The Ellen MacArthur Foundation (EMF) is another global charity focused on tackling the causes of climate change. EMF suggests the advent of fast fashion in the late 1990s is partly to blame, and it’s not hard to see why. Clothing is increasingly manufactured cheaply, from plastic-based materials like polyester, without any consideration for durability. Garments are easily worn out and as trends become obsolete, clothes become disposable. From the get-go, they’re destined for the landfill.

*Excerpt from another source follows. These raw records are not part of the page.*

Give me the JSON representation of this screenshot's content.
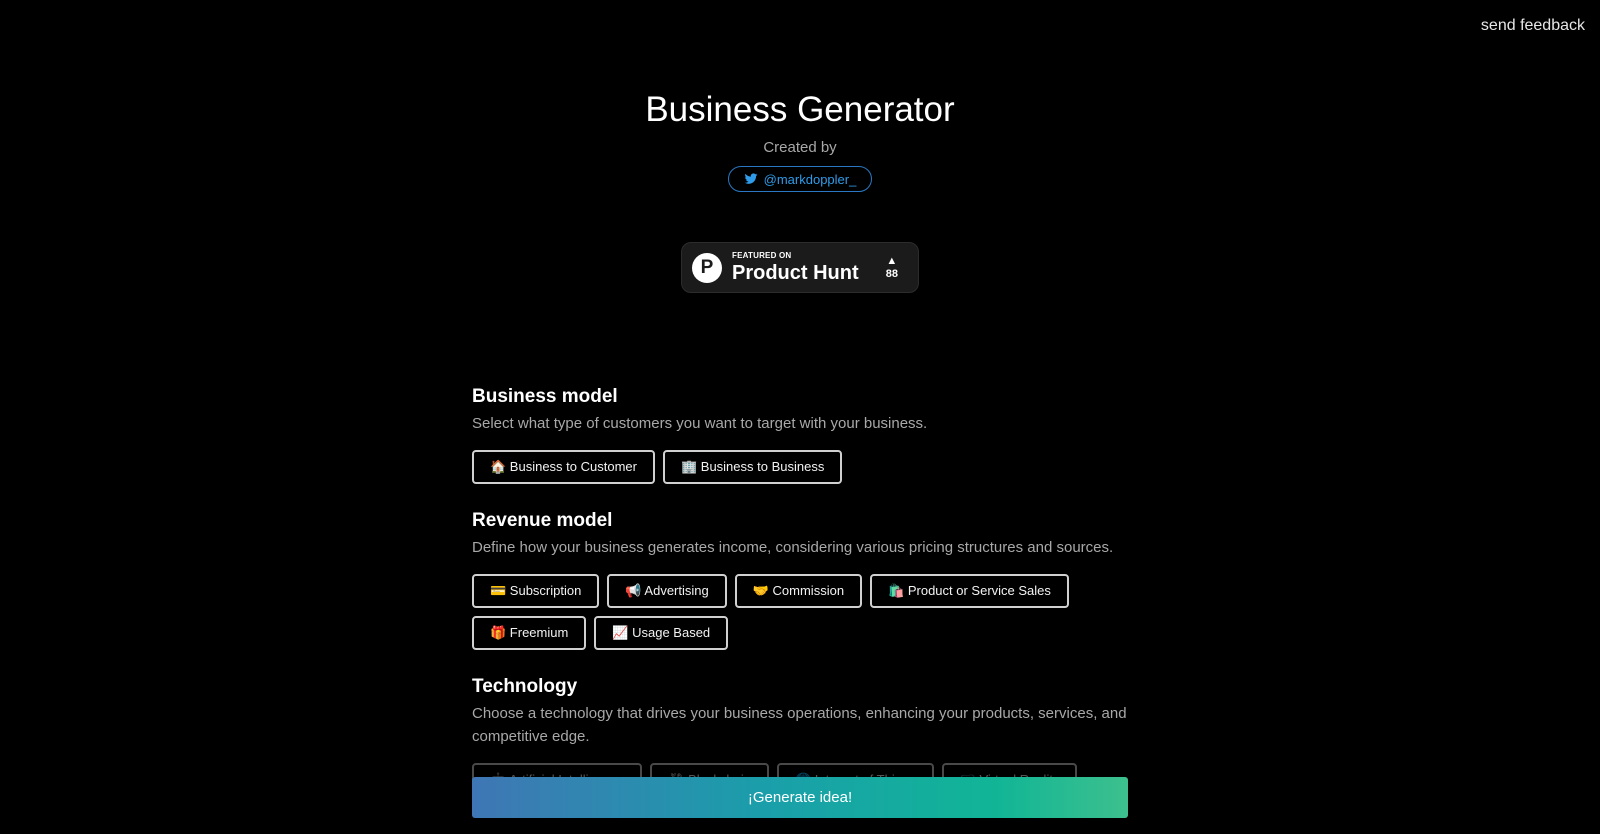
{
  "header": {
    "feedback_label": "send feedback"
  },
  "hero": {
    "title": "Business Generator",
    "created_by": "Created by",
    "twitter_handle": "@markdoppler_",
    "twitter_color": "#2f9be9"
  },
  "product_hunt": {
    "logo_letter": "P",
    "featured_label": "FEATURED ON",
    "name": "Product Hunt",
    "votes": "88"
  },
  "sections": {
    "business_model": {
      "title": "Business model",
      "description": "Select what type of customers you want to target with your business.",
      "options": [
        "🏠 Business to Customer",
        "🏢 Business to Business"
      ]
    },
    "revenue_model": {
      "title": "Revenue model",
      "description": "Define how your business generates income, considering various pricing structures and sources.",
      "options": [
        "💳 Subscription",
        "📢 Advertising",
        "🤝 Commission",
        "🛍️ Product or Service Sales",
        "🎁 Freemium",
        "📈 Usage Based"
      ]
    },
    "technology": {
      "title": "Technology",
      "description": "Choose a technology that drives your business operations, enhancing your products, services, and competitive edge.",
      "options": [
        "🤖 Artificial Intelligence",
        "⛓ Blockchain",
        "🌐 Internet of Things",
        "🥽 Virtual Reality"
      ]
    }
  },
  "generate_label": "¡Generate idea!"
}
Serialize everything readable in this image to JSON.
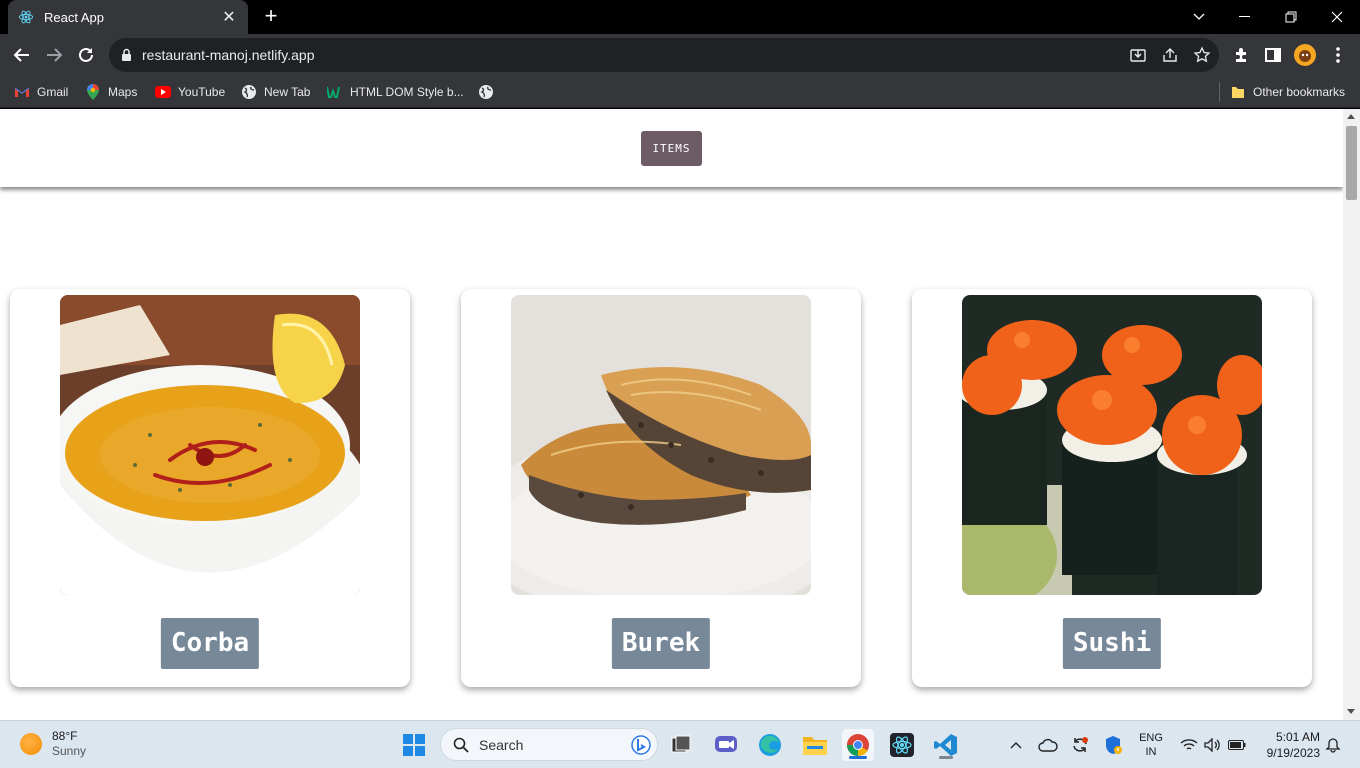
{
  "browser": {
    "tab_title": "React App",
    "url": "restaurant-manoj.netlify.app",
    "bookmarks": [
      "Gmail",
      "Maps",
      "YouTube",
      "New Tab",
      "HTML DOM Style b..."
    ],
    "other_bookmarks": "Other bookmarks"
  },
  "page": {
    "nav_button": "ITEMS",
    "cards": [
      {
        "name": "Corba"
      },
      {
        "name": "Burek"
      },
      {
        "name": "Sushi"
      }
    ]
  },
  "taskbar": {
    "weather_temp": "88°F",
    "weather_cond": "Sunny",
    "search_label": "Search",
    "lang_top": "ENG",
    "lang_bottom": "IN",
    "time": "5:01 AM",
    "date": "9/19/2023"
  },
  "colors": {
    "items_button": "#6d5b66",
    "card_label": "#778899"
  }
}
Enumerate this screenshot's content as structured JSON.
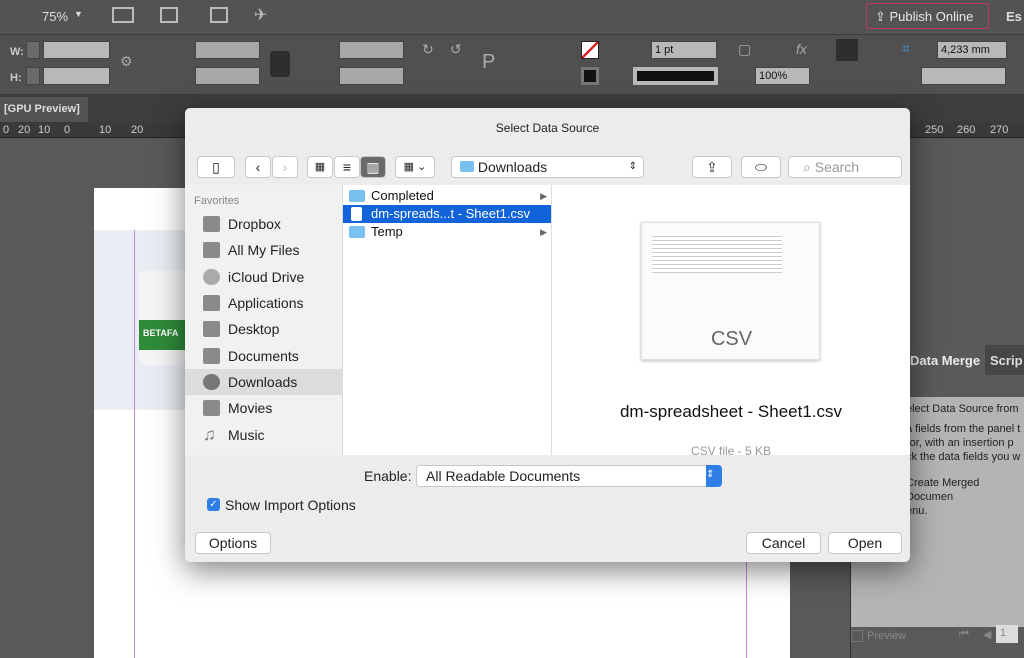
{
  "app": {
    "zoom": "75%",
    "publish_online": "Publish Online",
    "workspace": "Es",
    "doc_tab": "[GPU Preview]",
    "ctrl": {
      "w_label": "W:",
      "h_label": "H:",
      "stroke_weight": "1 pt",
      "opacity": "100%",
      "dimension": "4,233 mm"
    },
    "ruler_left": [
      "0",
      "20",
      "10",
      "0",
      "10",
      "20"
    ],
    "ruler_right": [
      "250",
      "260",
      "270"
    ],
    "product_text": "BETAFA"
  },
  "panel": {
    "tabs": [
      "Data Merge",
      "Scrip"
    ],
    "lines": [
      "elect Data Source from",
      "a fields from the panel t",
      " (or, with an insertion p",
      "ck the data fields you w",
      "",
      "Create Merged Documen",
      "enu."
    ],
    "preview": "Preview",
    "page": "1"
  },
  "dialog": {
    "title": "Select Data Source",
    "location": "Downloads",
    "search_placeholder": "Search",
    "favorites_heading": "Favorites",
    "sidebar": [
      {
        "label": "Dropbox",
        "icon": "dropbox-icon"
      },
      {
        "label": "All My Files",
        "icon": "all-files-icon"
      },
      {
        "label": "iCloud Drive",
        "icon": "cloud-icon"
      },
      {
        "label": "Applications",
        "icon": "applications-icon"
      },
      {
        "label": "Desktop",
        "icon": "desktop-icon"
      },
      {
        "label": "Documents",
        "icon": "documents-icon"
      },
      {
        "label": "Downloads",
        "icon": "downloads-icon",
        "selected": true
      },
      {
        "label": "Movies",
        "icon": "movies-icon"
      },
      {
        "label": "Music",
        "icon": "music-icon"
      }
    ],
    "files": [
      {
        "name": "Completed",
        "type": "folder"
      },
      {
        "name": "dm-spreads...t - Sheet1.csv",
        "type": "file",
        "selected": true
      },
      {
        "name": "Temp",
        "type": "folder"
      }
    ],
    "preview": {
      "icon_label": "CSV",
      "filename": "dm-spreadsheet - Sheet1.csv",
      "info": "CSV file - 5 KB"
    },
    "enable_label": "Enable:",
    "enable_value": "All Readable Documents",
    "show_import_options": "Show Import Options",
    "show_import_checked": true,
    "options": "Options",
    "cancel": "Cancel",
    "open": "Open"
  },
  "colors": {
    "accent": "#1a6fe0",
    "selection": "#1163d9"
  }
}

Cost is a barrier if you want to avoid the problem of fast fashion altogether. A quick look online shows a sustainably sourced and made cotton T-shirt could cost 12 times more than its fast-fashion counterpart (assuming you’re able to certify it’s actually sustainable).

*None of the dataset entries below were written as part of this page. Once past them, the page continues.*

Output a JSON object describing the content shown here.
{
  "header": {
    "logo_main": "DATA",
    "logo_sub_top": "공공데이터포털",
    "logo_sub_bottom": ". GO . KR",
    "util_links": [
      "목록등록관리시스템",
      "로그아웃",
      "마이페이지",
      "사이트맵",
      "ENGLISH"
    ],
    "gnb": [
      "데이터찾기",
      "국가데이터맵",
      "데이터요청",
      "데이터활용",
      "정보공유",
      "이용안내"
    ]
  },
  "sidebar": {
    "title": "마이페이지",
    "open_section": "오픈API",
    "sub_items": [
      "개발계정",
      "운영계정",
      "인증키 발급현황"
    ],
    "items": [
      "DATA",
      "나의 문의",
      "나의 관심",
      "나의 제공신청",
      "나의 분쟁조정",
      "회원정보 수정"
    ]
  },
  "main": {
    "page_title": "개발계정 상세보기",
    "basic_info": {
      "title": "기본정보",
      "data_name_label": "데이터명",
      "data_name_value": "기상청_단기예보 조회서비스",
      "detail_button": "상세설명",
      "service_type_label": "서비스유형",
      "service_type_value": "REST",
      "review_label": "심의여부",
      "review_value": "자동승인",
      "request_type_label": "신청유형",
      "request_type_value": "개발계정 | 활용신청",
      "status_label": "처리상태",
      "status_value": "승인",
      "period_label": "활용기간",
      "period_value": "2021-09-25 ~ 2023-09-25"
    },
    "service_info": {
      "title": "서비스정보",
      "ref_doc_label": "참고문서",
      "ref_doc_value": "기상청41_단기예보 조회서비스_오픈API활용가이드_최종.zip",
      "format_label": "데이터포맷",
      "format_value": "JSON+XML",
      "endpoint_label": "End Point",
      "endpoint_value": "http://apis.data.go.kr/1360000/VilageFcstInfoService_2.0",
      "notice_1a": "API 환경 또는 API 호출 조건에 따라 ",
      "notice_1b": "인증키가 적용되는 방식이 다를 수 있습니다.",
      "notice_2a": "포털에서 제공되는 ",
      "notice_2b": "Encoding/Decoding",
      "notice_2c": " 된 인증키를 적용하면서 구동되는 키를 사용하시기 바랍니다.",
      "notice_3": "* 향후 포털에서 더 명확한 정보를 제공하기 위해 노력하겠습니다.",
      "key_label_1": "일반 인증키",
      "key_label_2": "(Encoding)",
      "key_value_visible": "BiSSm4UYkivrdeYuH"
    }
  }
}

Then there’s the infrastructure issue. With low-quality clothing dominating the fashion market and driving trend cycles, businesses are increasing production output. As the fashion industry grows, there isn’t a proportionate focus on the longevity of garments.
Taking responsibility, also known as product stewardship, is an emerging initiative, with regulators driving industry change. For example, France introduced a mandatory repairability index, which requires manufacturers of five types of electronic devices to front up to customers about how easy it is to repair their products. Labels on smartphones, televisions, laptops, washing machines, and lawnmowers allow French consumers to make more informed decisions about the products they’re buying.
But it's not a perfect solution. While both Australia and New Zealand have government-accredited product stewardship schemes, they’re mostly voluntary (with very few exceptions) and industry-wide coverage simply doesn’t exist. None of the New Zealand schemes involve textiles. Ultimately, this means the burden of repair rests on the consumer to figure it out.
The options are limited. There’s DIY and tailors, which can be expensive. If you can’t repair clothing yourself and you can’t take it to a tailor, you’re left with donating to charity shops and then disposing to landfills.
According to EMF, the consequences of unfettered textile waste could be “potentially catastrophic”.
Sick of wasting money on products you can’t repair?
Let’s put the pressure back on manufacturers to do better. Show them you want products you can repair and help us demand a mandatory repairability label.